Ida stared at him and raised her eyebrows with mock seriousness. ‘There is no combination of events for which the wit of man cannot conceive an explanation.’ she said, before a Cheshire-cat grin broke out on her face. Ever since Lewis had met her, she had either been reading Conan Doyle books, or quoting them at him, and the thing had become a joke between the two of them.
An enjoyable debut with short chapters moving the story along, and even though I did find it dragged a little on a couple of occasions that didn’t detract at all. The inclusion of the original letter and police reports was a great touch and added authenticity. The characters are well defined and it was interesting to follow the investigations and resulting information from each of the perspectives. Although they arrived at the same end result it was by different routes and this was all woven together extremely well in a very exciting climax.
The narrative is well written and descriptive, giving an evocative, and sometimes unpleasant, flavour of pre prohibition New Orleans and the racial tension and segregation which was prevalent, along with drugs and sex trade. The Sicilian mobsters all but rule the city and corruption is rife in politics and the police force. I’m not sure what purpose is served by having a famous character in the cast, except that he’s Ida’s friend. The music scene doesn’t play a significant part in the story (This was carried on in subsequent books and made much more sense). Christopher Ragland does a good job considering how many accents and nationalities there are. His natural voice is smooth and pleasant to listen to, there were just quite a few wrong pronunciations which stood out. Having said that, I would listen to other narrations and have the next audiobook lined up, Dead Man’s Blues, which carries on the characters’ stories.
The real Axeman was never caught and the murders remain unsolved, but the way the author brings the story to a close is reasonable given the prevailing mood of the time.
About the Book
Though every citizen of the ‘Big Easy’ thinks they know who could be behind the terrifying murders, Detective Lieutenant Michael Talbot, heading up the official investigation, is struggling to find leads.

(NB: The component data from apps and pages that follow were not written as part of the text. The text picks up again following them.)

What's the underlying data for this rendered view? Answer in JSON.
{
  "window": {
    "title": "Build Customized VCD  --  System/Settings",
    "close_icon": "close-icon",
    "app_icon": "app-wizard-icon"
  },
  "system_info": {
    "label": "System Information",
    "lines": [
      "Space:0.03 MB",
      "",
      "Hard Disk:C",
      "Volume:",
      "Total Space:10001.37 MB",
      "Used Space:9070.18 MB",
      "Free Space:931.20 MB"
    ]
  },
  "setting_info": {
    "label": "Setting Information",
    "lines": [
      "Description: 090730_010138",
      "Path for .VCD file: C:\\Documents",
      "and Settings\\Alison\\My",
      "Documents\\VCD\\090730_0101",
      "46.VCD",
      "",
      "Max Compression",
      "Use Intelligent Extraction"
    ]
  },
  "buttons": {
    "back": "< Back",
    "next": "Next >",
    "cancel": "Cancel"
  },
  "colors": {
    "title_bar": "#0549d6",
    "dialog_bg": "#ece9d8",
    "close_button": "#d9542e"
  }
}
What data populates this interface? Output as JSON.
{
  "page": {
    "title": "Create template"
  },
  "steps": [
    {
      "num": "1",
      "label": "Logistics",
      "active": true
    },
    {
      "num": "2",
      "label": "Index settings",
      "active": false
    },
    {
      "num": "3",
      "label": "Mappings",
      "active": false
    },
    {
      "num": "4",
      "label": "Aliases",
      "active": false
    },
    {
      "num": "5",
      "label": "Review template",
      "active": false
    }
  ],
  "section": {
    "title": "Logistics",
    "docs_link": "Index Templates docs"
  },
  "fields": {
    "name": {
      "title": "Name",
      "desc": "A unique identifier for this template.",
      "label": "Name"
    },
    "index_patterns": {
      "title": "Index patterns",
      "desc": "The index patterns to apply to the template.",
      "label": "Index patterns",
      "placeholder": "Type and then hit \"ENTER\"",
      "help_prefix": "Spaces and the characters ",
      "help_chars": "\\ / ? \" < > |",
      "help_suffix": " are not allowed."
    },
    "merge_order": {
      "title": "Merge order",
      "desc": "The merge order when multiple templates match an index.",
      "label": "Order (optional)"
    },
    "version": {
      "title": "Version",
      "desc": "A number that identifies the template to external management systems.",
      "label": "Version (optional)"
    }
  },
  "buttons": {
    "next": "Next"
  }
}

But Michael has a grave secret – and if he doesn’t find himself on the right track fast – it could be exposed…